In just a few icy days in February of 1939, approximately 500,000 refugees hiked from Spain to France, fleeing the invading army as their own side lost the Civil War. France, swamped with people they neither wanted nor were prepared to accommodate, panicked. Refugee families were separated and soldiers had to turn over their weapons as all were packed into hastily assembled concentration camps throughout the south of France. Conditions were terrible, and disease and hopelessness ran rampant behind the barbed wire. This was the Retirada.
Only a year later, France fell to Hitler’s forces, and the southern regions where the Spanish refugees settled were organized under the collaborationist Vichy regime. Primarily leftists, the Spanish Republicans were now seen as political opponents of the regime, and persecution increased. The concentration camps that were built to house the Spanish were used to collect Jews, Roma, and other undesirables. Over 9,000 Spanish refugees were sent to extermination camps in Nazi Germany, while many who remained in France were conscripted into force labor. However, most remained staunchly opposed to fascism, and many Spanish refugees of the Retirada filled the ranks of the French Resistance. Still others joined the Free French Forces that would help liberate France in 1945.

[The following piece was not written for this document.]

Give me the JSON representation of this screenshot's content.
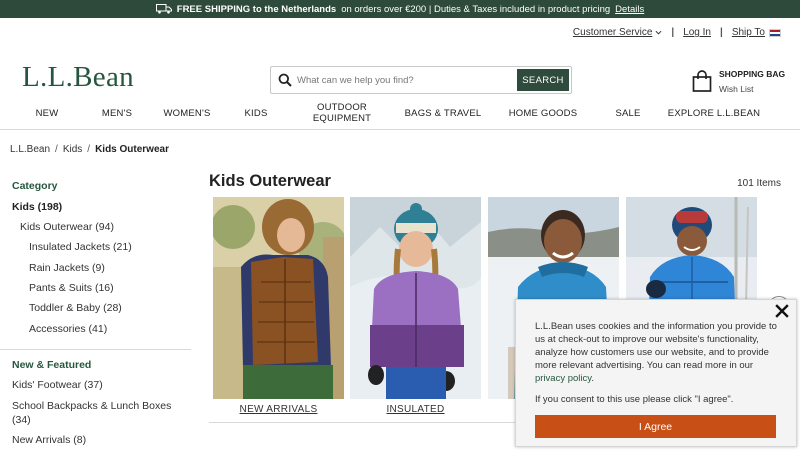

Over 70 years later, the legacy of these refugees is largely forgotten outside of the southernmost parts of France, where their descendants remain and keep the memory of the Retirada alive. However, images of this period abound, reminding those who see them that despite the humiliation of defeat and difficulties of statelessness, the refugees of the Retirada refuse to be forgotten.